→ Problem to solve
Output all the records below, word for word.

→ Provided data
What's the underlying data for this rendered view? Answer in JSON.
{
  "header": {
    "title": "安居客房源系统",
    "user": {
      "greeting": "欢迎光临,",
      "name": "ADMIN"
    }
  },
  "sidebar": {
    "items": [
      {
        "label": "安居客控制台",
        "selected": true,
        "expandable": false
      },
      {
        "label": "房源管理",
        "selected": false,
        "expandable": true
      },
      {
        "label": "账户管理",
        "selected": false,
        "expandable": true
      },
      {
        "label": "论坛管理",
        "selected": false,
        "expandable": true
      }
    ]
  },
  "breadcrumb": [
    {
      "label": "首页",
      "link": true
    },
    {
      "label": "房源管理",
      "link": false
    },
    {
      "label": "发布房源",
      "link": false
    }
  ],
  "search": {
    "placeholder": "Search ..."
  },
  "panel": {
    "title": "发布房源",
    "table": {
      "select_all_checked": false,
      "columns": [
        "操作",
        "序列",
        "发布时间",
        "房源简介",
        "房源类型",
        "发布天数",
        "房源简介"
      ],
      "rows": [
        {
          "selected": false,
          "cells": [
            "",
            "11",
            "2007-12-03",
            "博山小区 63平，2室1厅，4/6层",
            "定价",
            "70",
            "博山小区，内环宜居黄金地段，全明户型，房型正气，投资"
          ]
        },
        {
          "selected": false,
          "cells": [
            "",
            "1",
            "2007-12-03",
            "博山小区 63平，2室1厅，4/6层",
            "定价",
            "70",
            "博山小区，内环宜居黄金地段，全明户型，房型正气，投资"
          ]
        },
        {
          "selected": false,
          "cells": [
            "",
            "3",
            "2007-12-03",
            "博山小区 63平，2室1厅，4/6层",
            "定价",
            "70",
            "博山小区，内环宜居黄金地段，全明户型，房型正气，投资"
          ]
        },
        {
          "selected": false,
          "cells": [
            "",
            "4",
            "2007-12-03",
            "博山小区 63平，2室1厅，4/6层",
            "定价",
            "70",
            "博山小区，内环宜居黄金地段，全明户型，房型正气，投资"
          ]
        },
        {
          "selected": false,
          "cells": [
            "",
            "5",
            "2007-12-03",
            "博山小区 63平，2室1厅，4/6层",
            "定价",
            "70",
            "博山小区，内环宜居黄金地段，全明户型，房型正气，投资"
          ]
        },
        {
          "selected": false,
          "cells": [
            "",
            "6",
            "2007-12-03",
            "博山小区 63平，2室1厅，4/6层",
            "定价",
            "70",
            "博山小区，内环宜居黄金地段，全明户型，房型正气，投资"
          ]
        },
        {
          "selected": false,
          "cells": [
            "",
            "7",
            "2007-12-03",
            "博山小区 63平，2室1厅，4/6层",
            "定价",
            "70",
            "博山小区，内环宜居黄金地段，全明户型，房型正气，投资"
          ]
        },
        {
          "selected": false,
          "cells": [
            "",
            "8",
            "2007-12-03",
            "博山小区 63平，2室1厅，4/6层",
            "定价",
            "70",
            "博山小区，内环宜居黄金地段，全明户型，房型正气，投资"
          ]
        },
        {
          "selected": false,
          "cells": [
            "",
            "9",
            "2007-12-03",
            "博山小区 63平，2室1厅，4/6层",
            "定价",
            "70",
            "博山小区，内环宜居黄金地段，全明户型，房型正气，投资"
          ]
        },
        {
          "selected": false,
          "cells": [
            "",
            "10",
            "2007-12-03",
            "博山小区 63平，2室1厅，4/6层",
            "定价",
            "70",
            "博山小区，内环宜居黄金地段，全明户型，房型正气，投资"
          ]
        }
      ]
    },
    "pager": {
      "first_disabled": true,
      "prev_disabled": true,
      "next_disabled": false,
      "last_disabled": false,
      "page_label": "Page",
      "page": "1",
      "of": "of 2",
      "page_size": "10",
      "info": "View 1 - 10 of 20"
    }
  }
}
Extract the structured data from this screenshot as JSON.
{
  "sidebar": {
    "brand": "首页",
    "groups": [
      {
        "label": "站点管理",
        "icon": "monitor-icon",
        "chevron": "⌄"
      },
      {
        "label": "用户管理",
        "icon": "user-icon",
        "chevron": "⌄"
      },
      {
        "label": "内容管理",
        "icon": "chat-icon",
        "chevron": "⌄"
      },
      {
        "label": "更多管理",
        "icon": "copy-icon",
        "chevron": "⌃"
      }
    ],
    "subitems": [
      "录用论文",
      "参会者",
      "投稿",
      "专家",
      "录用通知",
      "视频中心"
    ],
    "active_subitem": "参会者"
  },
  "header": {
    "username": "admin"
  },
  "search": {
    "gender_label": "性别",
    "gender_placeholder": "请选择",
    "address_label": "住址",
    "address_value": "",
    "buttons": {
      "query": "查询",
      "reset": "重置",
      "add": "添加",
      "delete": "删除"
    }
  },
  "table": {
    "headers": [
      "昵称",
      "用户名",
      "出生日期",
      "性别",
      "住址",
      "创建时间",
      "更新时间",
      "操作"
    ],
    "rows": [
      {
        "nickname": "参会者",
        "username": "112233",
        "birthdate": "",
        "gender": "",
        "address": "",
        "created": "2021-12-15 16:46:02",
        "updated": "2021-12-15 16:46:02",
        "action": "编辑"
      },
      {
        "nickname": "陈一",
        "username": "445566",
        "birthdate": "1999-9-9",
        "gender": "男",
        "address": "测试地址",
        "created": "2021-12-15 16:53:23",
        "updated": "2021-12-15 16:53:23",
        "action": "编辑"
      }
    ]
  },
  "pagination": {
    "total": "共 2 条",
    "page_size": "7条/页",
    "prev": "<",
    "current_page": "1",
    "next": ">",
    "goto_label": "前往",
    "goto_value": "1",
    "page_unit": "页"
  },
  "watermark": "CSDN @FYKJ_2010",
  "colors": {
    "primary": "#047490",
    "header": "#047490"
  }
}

→ Reply
What's the underlying data for this rendered view? Answer in JSON.
{
  "header": {
    "title": "安居客房源系统",
    "user": {
      "greeting": "欢迎光临,",
      "name": "ADMIN"
    }
  },
  "sidebar": {
    "items": [
      {
        "label": "安居客控制台",
        "selected": true,
        "expandable": false
      },
      {
        "label": "房源管理",
        "selected": false,
        "expandable": true
      },
      {
        "label": "账户管理",
        "selected": false,
        "expandable": true
      },
      {
        "label": "论坛管理",
        "selected": false,
        "expandable": true
      }
    ]
  },
  "breadcrumb": [
    {
      "label": "首页",
      "link": true
    },
    {
      "label": "房源管理",
      "link": false
    },
    {
      "label": "发布房源",
      "link": false
    }
  ],
  "search": {
    "placeholder": "Search ..."
  },
  "panel": {
    "title": "发布房源",
    "table": {
      "select_all_checked": false,
      "columns": [
        "操作",
        "序列",
        "发布时间",
        "房源简介",
        "房源类型",
        "发布天数",
        "房源简介"
      ],
      "rows": [
        {
          "selected": false,
          "cells": [
            "",
            "11",
            "2007-12-03",
            "博山小区 63平，2室1厅，4/6层",
            "定价",
            "70",
            "博山小区，内环宜居黄金地段，全明户型，房型正气，投资"
          ]
        },
        {
          "selected": false,
          "cells": [
            "",
            "1",
            "2007-12-03",
            "博山小区 63平，2室1厅，4/6层",
            "定价",
            "70",
            "博山小区，内环宜居黄金地段，全明户型，房型正气，投资"
          ]
        },
        {
          "selected": false,
          "cells": [
            "",
            "3",
            "2007-12-03",
            "博山小区 63平，2室1厅，4/6层",
            "定价",
            "70",
            "博山小区，内环宜居黄金地段，全明户型，房型正气，投资"
          ]
        },
        {
          "selected": false,
          "cells": [
            "",
            "4",
            "2007-12-03",
            "博山小区 63平，2室1厅，4/6层",
            "定价",
            "70",
            "博山小区，内环宜居黄金地段，全明户型，房型正气，投资"
          ]
        },
        {
          "selected": false,
          "cells": [
            "",
            "5",
            "2007-12-03",
            "博山小区 63平，2室1厅，4/6层",
            "定价",
            "70",
            "博山小区，内环宜居黄金地段，全明户型，房型正气，投资"
          ]
        },
        {
          "selected": false,
          "cells": [
            "",
            "6",
            "2007-12-03",
            "博山小区 63平，2室1厅，4/6层",
            "定价",
            "70",
            "博山小区，内环宜居黄金地段，全明户型，房型正气，投资"
          ]
        },
        {
          "selected": false,
          "cells": [
            "",
            "7",
            "2007-12-03",
            "博山小区 63平，2室1厅，4/6层",
            "定价",
            "70",
            "博山小区，内环宜居黄金地段，全明户型，房型正气，投资"
          ]
        },
        {
          "selected": false,
          "cells": [
            "",
            "8",
            "2007-12-03",
            "博山小区 63平，2室1厅，4/6层",
            "定价",
            "70",
            "博山小区，内环宜居黄金地段，全明户型，房型正气，投资"
          ]
        },
        {
          "selected": false,
          "cells": [
            "",
            "9",
            "2007-12-03",
            "博山小区 63平，2室1厅，4/6层",
            "定价",
            "70",
            "博山小区，内环宜居黄金地段，全明户型，房型正气，投资"
          ]
        },
        {
          "selected": false,
          "cells": [
            "",
            "10",
            "2007-12-03",
            "博山小区 63平，2室1厅，4/6层",
            "定价",
            "70",
            "博山小区，内环宜居黄金地段，全明户型，房型正气，投资"
          ]
        }
      ]
    },
    "pager": {
      "first_disabled": true,
      "prev_disabled": true,
      "next_disabled": false,
      "last_disabled": false,
      "page_label": "Page",
      "page": "1",
      "of": "of 2",
      "page_size": "10",
      "info": "View 1 - 10 of 20"
    }
  }
}
Extract the structured data from this screenshot as JSON.
{
  "sidebar": {
    "brand": "首页",
    "groups": [
      {
        "label": "站点管理",
        "icon": "monitor-icon",
        "chevron": "⌄"
      },
      {
        "label": "用户管理",
        "icon": "user-icon",
        "chevron": "⌄"
      },
      {
        "label": "内容管理",
        "icon": "chat-icon",
        "chevron": "⌄"
      },
      {
        "label": "更多管理",
        "icon": "copy-icon",
        "chevron": "⌃"
      }
    ],
    "subitems": [
      "录用论文",
      "参会者",
      "投稿",
      "专家",
      "录用通知",
      "视频中心"
    ],
    "active_subitem": "参会者"
  },
  "header": {
    "username": "admin"
  },
  "search": {
    "gender_label": "性别",
    "gender_placeholder": "请选择",
    "address_label": "住址",
    "address_value": "",
    "buttons": {
      "query": "查询",
      "reset": "重置",
      "add": "添加",
      "delete": "删除"
    }
  },
  "table": {
    "headers": [
      "昵称",
      "用户名",
      "出生日期",
      "性别",
      "住址",
      "创建时间",
      "更新时间",
      "操作"
    ],
    "rows": [
      {
        "nickname": "参会者",
        "username": "112233",
        "birthdate": "",
        "gender": "",
        "address": "",
        "created": "2021-12-15 16:46:02",
        "updated": "2021-12-15 16:46:02",
        "action": "编辑"
      },
      {
        "nickname": "陈一",
        "username": "445566",
        "birthdate": "1999-9-9",
        "gender": "男",
        "address": "测试地址",
        "created": "2021-12-15 16:53:23",
        "updated": "2021-12-15 16:53:23",
        "action": "编辑"
      }
    ]
  },
  "pagination": {
    "total": "共 2 条",
    "page_size": "7条/页",
    "prev": "<",
    "current_page": "1",
    "next": ">",
    "goto_label": "前往",
    "goto_value": "1",
    "page_unit": "页"
  },
  "watermark": "CSDN @FYKJ_2010",
  "colors": {
    "primary": "#047490",
    "header": "#047490"
  }
}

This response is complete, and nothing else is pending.